          Emergency vehicles flooded the scene. We all began crying, wondering what had happened. It was clear it was not an accident. We drove away as fast as we could and were able to get away, albeit everything seemed slowed down. I felt everything you could imagine: fear that there would be more explosions, fear that a larger building might fall, grief that I had brought my family to this place, fear that I might lose what was important to me, and a sadness I cannot express for what I had seen and for those that were injured. The only comparison I have is a poor one, to the video of crowds running from the scenes at the World Trade Center in New York but I have never seen terror as I did in the faces of those fleeing.

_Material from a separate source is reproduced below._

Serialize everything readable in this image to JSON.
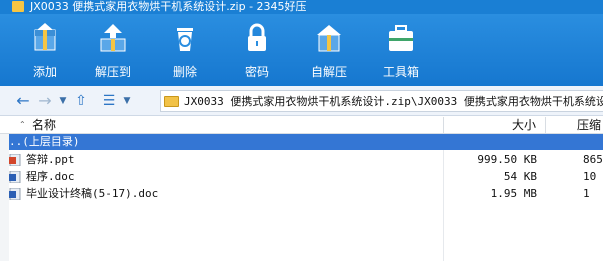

          We are staying in a hotel well outside of the city. Our lives will never be the same as they were before this moment, our memories will always be with those that we saw that were injured, the other runners who were there with us, and those who were senselessly murdered in the tragedy. Distance running is a sacred community. Running is our sanctuary. The Boston Marathon represents one pinnacle of that community and care. We have been crying, grieving, praying, and caring for one another since the tragedy occurred. We long to be back in Southern Oregon. I was unable to eat much at all despite being exhausted, my post race beer was an act of desperation instead of one of joy. My wife has been shaking like a leaf. Someone recklessly careened into our sanctuary today and made it different – but they did not destroy it as our strength and community cannot be destroyed by cramps, fatigue or terror.

          We have all been robbed of quite a bit today – I don’t feel I should be breathing this air. I am scared to enjoy the rest of my trip to this amazing city. I feel ashamed , in a silly way, that the crowds we runners brought to Boston attracted such an attack, and feel like I owe something to the people here who supported me and to those who were harmed. I am devastated by what I have seen but am overwhelmed by the support I have received from friends. One of my running groups, Southern Oregon Running Enthusiasts, will dedicate our regular Sunday trail run to the victims of the Boston Marathon tragedy. We will run around Lost Creek Lake (or an out and back for those not seeking to run the full distance) on Sunday at 10:30am, meeting at the day use area of Joseph Stewart State Park and departing from there. We ask people to carpool so that we do not overburden the facilities. Between now and then, we will seek to find the most reputable charity for the victims we can and will ask people to donate at least $1 for every mile they want to run to the victims.



          So, Sunday I hope to be running with my running group (S.O.R.E.) around Lost Creek Lake, 18.6 miles, and raising money for the victims of the attack.

          Thanks for sharing this.

            Landed at 1 pm, sat on tarmac till after 3 because AA shut down.  But my problems are minuscule. Here is my take on the marathon yesterday. It was all about Joe:





            Thanks. Well done.